A family moves into a home and soon discovers some crazy things begin to occur within its walls. The grandmother begins to undergo a radical transformation while another family member has ended up dead. When the police can’t determine the cause of the issues, matriarch Christine and her brother Patrick are convinced that these mysterious circumstances are the work of a demonic presence. They call upon the Vatican and Bishop Canelo calls in on the right man for the job.

Enter Father Jozsef, the only one capable of stopping the demonic presence that has plagued the house. At first, his methods seem to not agree with both Patrick and Christine. Even more so, Father Jozsef is a man with a past. When Jozsef’s past starts to catch up to him, he finds himself determined to stop the demon who is taking over and save the surviving members of the family before he too ends up victim to the demon.

Since his major debut in 2018’s Death Kiss, Hungarian-born Robert Kovacs has been unleashing himself as one of the big heroes in today’s indie action cinema. Having taken on a corrupt prison system in Escape from Death Block 13, a masked sadistic serial killer in Cry Havoc, and protecting a family from a home invasion in The Gardener. So, what better enemy next for the newly named “Robert Bronzi” than a demonic creature that possesses members of a family within their ancestral home.

What makes for a very interesting twist in the story is that Jozsef’s methods seem to more anger Christine and her brother. It gets to a point where they tell Jozsef to leave because things get out of hand. The reason is because the demon who takes possession of the various members have faced the wrath of Jozsef before. This leads to the now somewhat stereotypical Bronzi “man with a past” role. For some reason, you can’t take your eyes off Bronzi because he makes any role work the way his idol and predecessor Charles Bronson did back in the day.

While many family members don’t seem happy with Jozsef’s methods and connection, the only character within the family who supports our priest is that of Sarah Alexandra Marks’ Rebecca. Nicola Wright and Simon Furness are great in the roles of matriarch Christine and Patrick. Ben Parsons plays the douchebaggery brother of Rebecca, Nick, and Elizabeth McNally is great as Agnes, the grandmother who becomes the first of the family to get possessed by our demon. The film has some intricate twists and turns throughout the film that make you want to keep watching it until its shocking finale.

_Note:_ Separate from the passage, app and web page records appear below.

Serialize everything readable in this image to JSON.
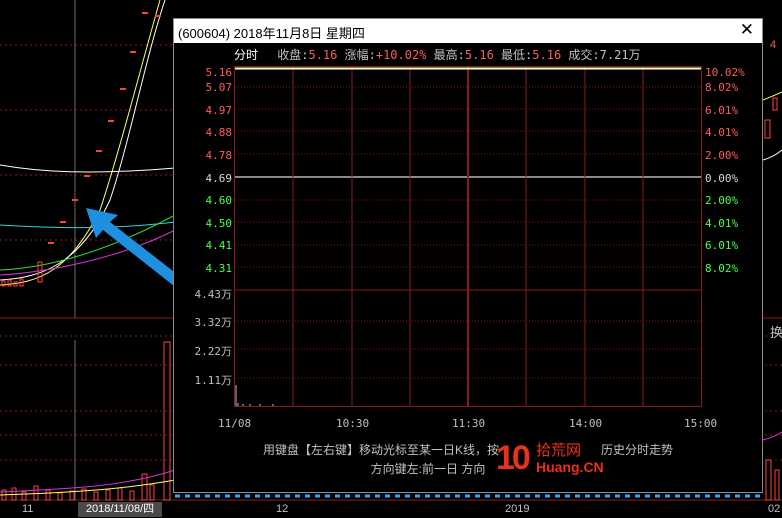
{
  "background": {
    "x_axis_labels": [
      "11",
      "12",
      "2019",
      "02"
    ],
    "cursor_date": "2018/11/08/四",
    "right_partial_label": "换",
    "right_partial_num": "4"
  },
  "dialog": {
    "title": "(600604) 2018年11月8日 星期四",
    "close_label": "✕",
    "info": {
      "tab_label": "分时",
      "close_price_label": "收盘:",
      "close_price": "5.16",
      "change_label": "涨幅:",
      "change": "+10.02%",
      "high_label": "最高:",
      "high": "5.16",
      "low_label": "最低:",
      "low": "5.16",
      "volume_label": "成交:",
      "volume": "7.21万"
    },
    "price_labels": [
      {
        "price": "5.16",
        "pct": "10.02%",
        "color": "#ff5c5c"
      },
      {
        "price": "5.07",
        "pct": "8.02%",
        "color": "#ff5c5c"
      },
      {
        "price": "4.97",
        "pct": "6.01%",
        "color": "#ff5c5c"
      },
      {
        "price": "4.88",
        "pct": "4.01%",
        "color": "#ff5c5c"
      },
      {
        "price": "4.78",
        "pct": "2.00%",
        "color": "#ff5c5c"
      },
      {
        "price": "4.69",
        "pct": "0.00%",
        "color": "#d8d8d8"
      },
      {
        "price": "4.60",
        "pct": "2.00%",
        "color": "#4cff4c"
      },
      {
        "price": "4.50",
        "pct": "4.01%",
        "color": "#4cff4c"
      },
      {
        "price": "4.41",
        "pct": "6.01%",
        "color": "#4cff4c"
      },
      {
        "price": "4.31",
        "pct": "8.02%",
        "color": "#4cff4c"
      }
    ],
    "volume_labels": [
      "4.43万",
      "3.32万",
      "2.22万",
      "1.11万"
    ],
    "time_labels": [
      "11/08",
      "10:30",
      "11:30",
      "14:00",
      "15:00"
    ],
    "hint_line1": "用键盘【左右键】移动光标至某一日K线，按",
    "hint_line1_tail": "历史分时走势",
    "hint_line2": "方向键左:前一日 方向",
    "colors": {
      "price_line": "#ffff66",
      "up": "#ff5c5c",
      "down": "#4cff4c",
      "grid": "#8b1a1a"
    }
  },
  "watermark": {
    "logo_num": "10",
    "logo_cn": "拾荒网",
    "logo_en": "Huang.CN"
  }
}
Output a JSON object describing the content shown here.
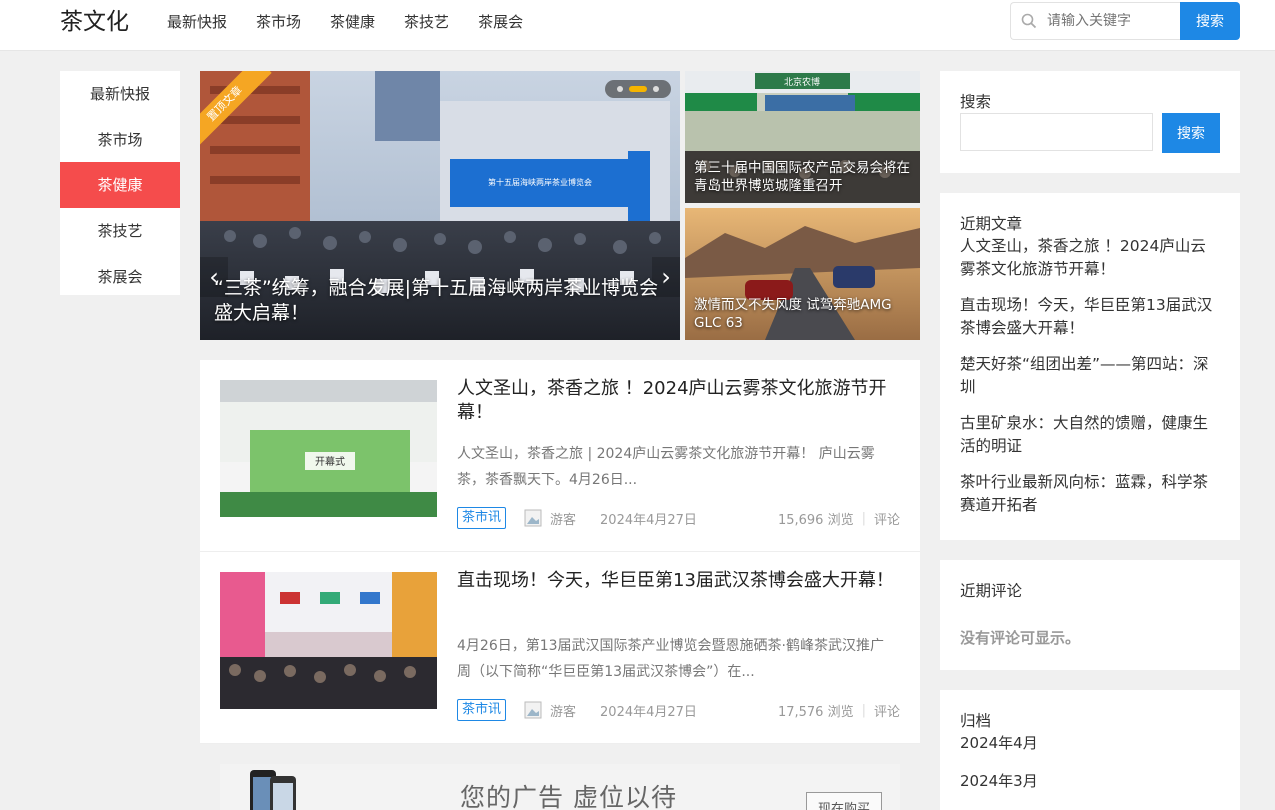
{
  "header": {
    "logo": "茶文化",
    "nav": [
      "最新快报",
      "茶市场",
      "茶健康",
      "茶技艺",
      "茶展会"
    ],
    "search_placeholder": "请输入关键字",
    "search_button": "搜索"
  },
  "left_menu": {
    "items": [
      "最新快报",
      "茶市场",
      "茶健康",
      "茶技艺",
      "茶展会"
    ],
    "active_index": 2
  },
  "slider": {
    "ribbon": "置顶文章",
    "caption": "“三茶”统筹，融合发展|第十五届海峡两岸茶业博览会盛大启幕！",
    "banner_text": "第十五届海峡两岸茶业博览会",
    "prev": "‹",
    "next": "›",
    "dots": 3,
    "active_dot": 1
  },
  "side_tiles": [
    {
      "caption": "第三十届中国国际农产品交易会将在青岛世界博览城隆重召开",
      "sign_text": "北京农博"
    },
    {
      "caption": "激情而又不失风度 试驾奔驰AMG GLC 63"
    }
  ],
  "posts": [
    {
      "title": "人文圣山，茶香之旅 ！2024庐山云雾茶文化旅游节开幕！",
      "excerpt": "人文圣山，茶香之旅 | 2024庐山云雾茶文化旅游节开幕！          庐山云雾茶，茶香飘天下。4月26日...",
      "tag": "茶市讯",
      "author": "游客",
      "date": "2024年4月27日",
      "views": "15,696 浏览",
      "comments": "评论",
      "thumb_text": "开幕式"
    },
    {
      "title": "直击现场！今天，华巨臣第13届武汉茶博会盛大开幕！",
      "excerpt": "4月26日，第13届武汉国际茶产业博览会暨恩施硒茶·鹤峰茶武汉推广周（以下简称“华巨臣第13届武汉茶博会”）在...",
      "tag": "茶市讯",
      "author": "游客",
      "date": "2024年4月27日",
      "views": "17,576 浏览",
      "comments": "评论"
    }
  ],
  "ad": {
    "text": "您的广告 虚位以待",
    "button": "现在购买"
  },
  "sidebar": {
    "search": {
      "title": "搜索",
      "button": "搜索"
    },
    "recent_posts": {
      "title": "近期文章",
      "items": [
        "人文圣山，茶香之旅 ！2024庐山云雾茶文化旅游节开幕！",
        "直击现场！今天，华巨臣第13届武汉茶博会盛大开幕！",
        "楚天好茶“组团出差”——第四站：深圳",
        "古里矿泉水：大自然的馈赠，健康生活的明证",
        "茶叶行业最新风向标：蓝霖，科学茶赛道开拓者"
      ]
    },
    "recent_comments": {
      "title": "近期评论",
      "empty": "没有评论可显示。"
    },
    "archives": {
      "title": "归档",
      "items": [
        "2024年4月",
        "2024年3月"
      ]
    }
  },
  "colors": {
    "accent": "#1e88e5",
    "active_menu": "#f54c4c",
    "ribbon": "#f5a623"
  }
}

Exorcist Vengeance is both a departure and non-departure for Robert Bronzi, who is excellent as the priest who must stop an old enemy in a new form. Some nice intricate twists and turns mix in make for a good indie horror action thriller.

WFG RATING: B+

Uncork’d Entertainment presents a Millman Productions film in association with Proportion Productions and Titan Global Entertainment. Directors: Scott Jeffrey and Rebecca Matthews. Producers: Scott Jeffrey and Rebecca Matthews. Writers: Jeff Miller and Matthew B.C. Cinematography: Callum Mills. Editing: Tom Bache and Gabriel Hunt.

Cast: Robert Bronzi, Steven Berkoff, Sarah Alexander Marks, Nicola Wright, Simon Furness, Ben Parsons, Elizabeth McNally, Anna Liddell, Nicole Nabi, Adrienne Grant.